Your assignment: Whenever a line below includes the string "Yellow", show it.

[App and web page records]
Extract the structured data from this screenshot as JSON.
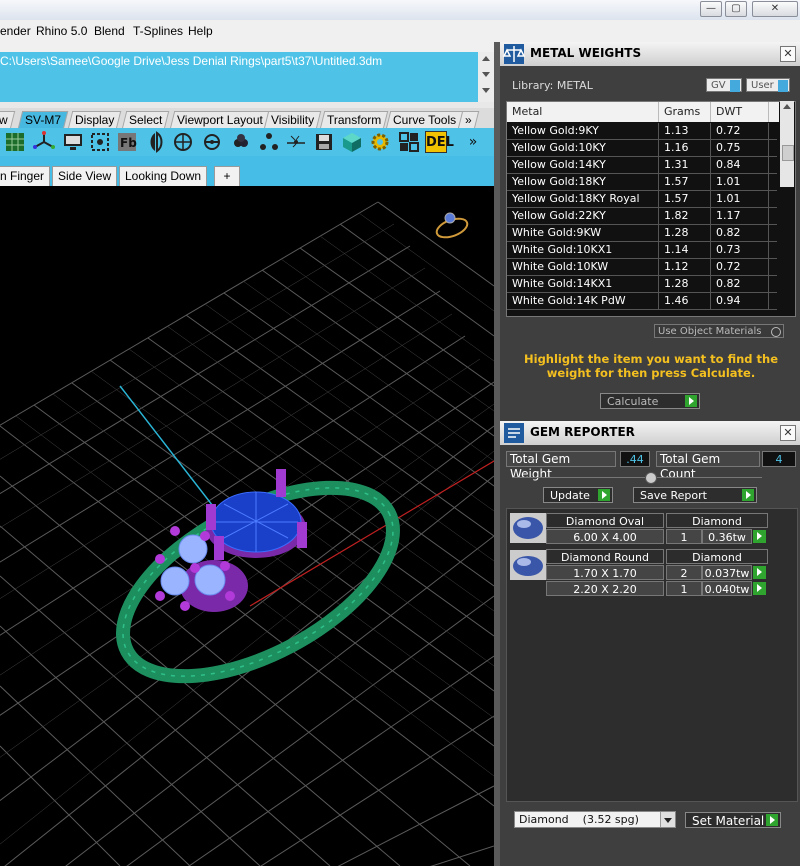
{
  "window": {
    "min": "—",
    "max": "▢",
    "close": "✕"
  },
  "menu": {
    "items": [
      "ender",
      "Rhino 5.0",
      "Blend",
      "T-Splines",
      "Help"
    ]
  },
  "command": {
    "path": "C:\\Users\\Samee\\Google Drive\\Jess Denial Rings\\part5\\t37\\Untitled.3dm"
  },
  "toolbar_tabs": [
    "w",
    "SV-M7",
    "Display",
    "Select",
    "Viewport Layout",
    "Visibility",
    "Transform",
    "Curve Tools",
    "»"
  ],
  "toolbar_icons": [
    "grid-icon",
    "axes-icon",
    "monitor-icon",
    "target-icon",
    "fb-icon",
    "mirror-icon",
    "sphere-icon",
    "cluster-icon",
    "dots-icon",
    "network-icon",
    "save-icon",
    "cube-icon",
    "gear-icon",
    "layout-icon",
    "del-icon",
    "more-icon"
  ],
  "toolbar_more": "»",
  "toolbar_del": "DEL",
  "view_tabs": [
    "n Finger",
    "Side View",
    "Looking Down",
    "+"
  ],
  "metal_weights": {
    "title": "METAL WEIGHTS",
    "library_label": "Library: METAL",
    "gv_label": "GV",
    "user_label": "User",
    "columns": [
      "Metal",
      "Grams",
      "DWT"
    ],
    "rows": [
      [
        "Yellow Gold:9KY",
        "1.13",
        "0.72"
      ],
      [
        "Yellow Gold:10KY",
        "1.16",
        "0.75"
      ],
      [
        "Yellow Gold:14KY",
        "1.31",
        "0.84"
      ],
      [
        "Yellow Gold:18KY",
        "1.57",
        "1.01"
      ],
      [
        "Yellow Gold:18KY Royal",
        "1.57",
        "1.01"
      ],
      [
        "Yellow Gold:22KY",
        "1.82",
        "1.17"
      ],
      [
        "White Gold:9KW",
        "1.28",
        "0.82"
      ],
      [
        "White Gold:10KX1",
        "1.14",
        "0.73"
      ],
      [
        "White Gold:10KW",
        "1.12",
        "0.72"
      ],
      [
        "White Gold:14KX1",
        "1.28",
        "0.82"
      ],
      [
        "White Gold:14K PdW",
        "1.46",
        "0.94"
      ]
    ],
    "use_object_materials": "Use Object Materials",
    "hint": "Highlight the item you want to find the weight for then press Calculate.",
    "calculate": "Calculate"
  },
  "gem_reporter": {
    "title": "GEM REPORTER",
    "total_gem_weight_label": "Total Gem Weight",
    "total_gem_weight": ".44",
    "total_gem_count_label": "Total Gem Count",
    "total_gem_count": "4",
    "update": "Update",
    "save_report": "Save Report",
    "groups": [
      {
        "shape": "Diamond Oval",
        "material": "Diamond",
        "rows": [
          [
            "6.00 X 4.00",
            "1",
            "0.36tw"
          ]
        ]
      },
      {
        "shape": "Diamond Round",
        "material": "Diamond",
        "rows": [
          [
            "1.70 X 1.70",
            "2",
            "0.037tw"
          ],
          [
            "2.20 X 2.20",
            "1",
            "0.040tw"
          ]
        ]
      }
    ],
    "material_select": "Diamond    (3.52 spg)",
    "set_material": "Set Material"
  },
  "colors": {
    "accent": "#4fc3e7",
    "highlight_text": "#f4c020",
    "go_green": "#2fa42f"
  }
}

Exercise output:
        "Yellow Gold:9KY",
        "Yellow Gold:10KY",
        "Yellow Gold:14KY",
        "Yellow Gold:18KY",
        "Yellow Gold:18KY Royal",
        "Yellow Gold:22KY",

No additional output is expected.